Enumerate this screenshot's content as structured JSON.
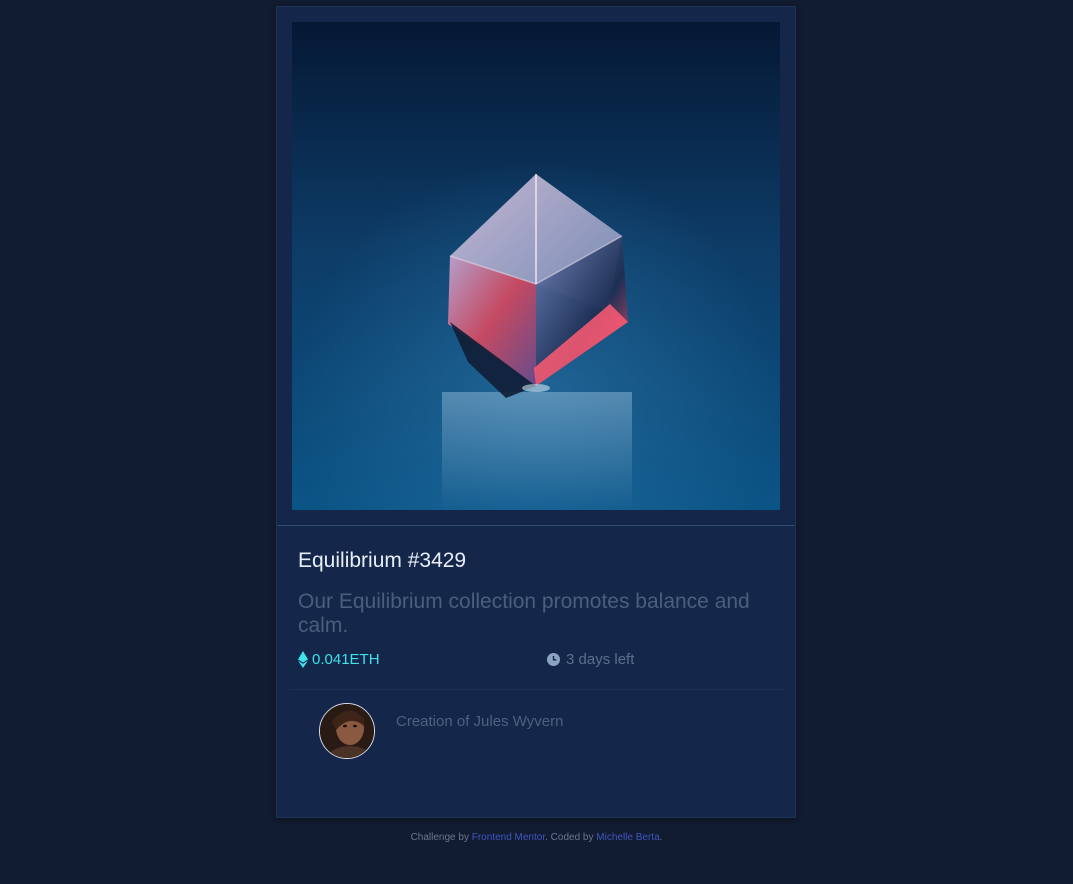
{
  "card": {
    "image_alt": "Equilibrium cube",
    "title": "Equilibrium #3429",
    "description": "Our Equilibrium collection promotes balance and calm.",
    "price": "0.041ETH",
    "time_left": "3 days left",
    "creator": "Creation of Jules Wyvern",
    "icons": {
      "price": "ethereum-icon",
      "time": "clock-icon"
    }
  },
  "attribution": {
    "prefix": "Challenge by ",
    "link1": "Frontend Mentor",
    "middle": ". Coded by ",
    "link2": "Michelle Berta",
    "suffix": "."
  },
  "colors": {
    "page_bg": "#121c30",
    "card_bg": "#14264a",
    "accent_cyan": "#3ee2e9",
    "link_blue": "#3e55c2"
  }
}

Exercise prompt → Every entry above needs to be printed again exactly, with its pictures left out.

Completed exercise →
Enumerate this screenshot's content as structured JSON.
{
  "card": {
    "image_alt": "Equilibrium cube",
    "title": "Equilibrium #3429",
    "description": "Our Equilibrium collection promotes balance and calm.",
    "price": "0.041ETH",
    "time_left": "3 days left",
    "creator": "Creation of Jules Wyvern",
    "icons": {
      "price": "ethereum-icon",
      "time": "clock-icon"
    }
  },
  "attribution": {
    "prefix": "Challenge by ",
    "link1": "Frontend Mentor",
    "middle": ". Coded by ",
    "link2": "Michelle Berta",
    "suffix": "."
  },
  "colors": {
    "page_bg": "#121c30",
    "card_bg": "#14264a",
    "accent_cyan": "#3ee2e9",
    "link_blue": "#3e55c2"
  }
}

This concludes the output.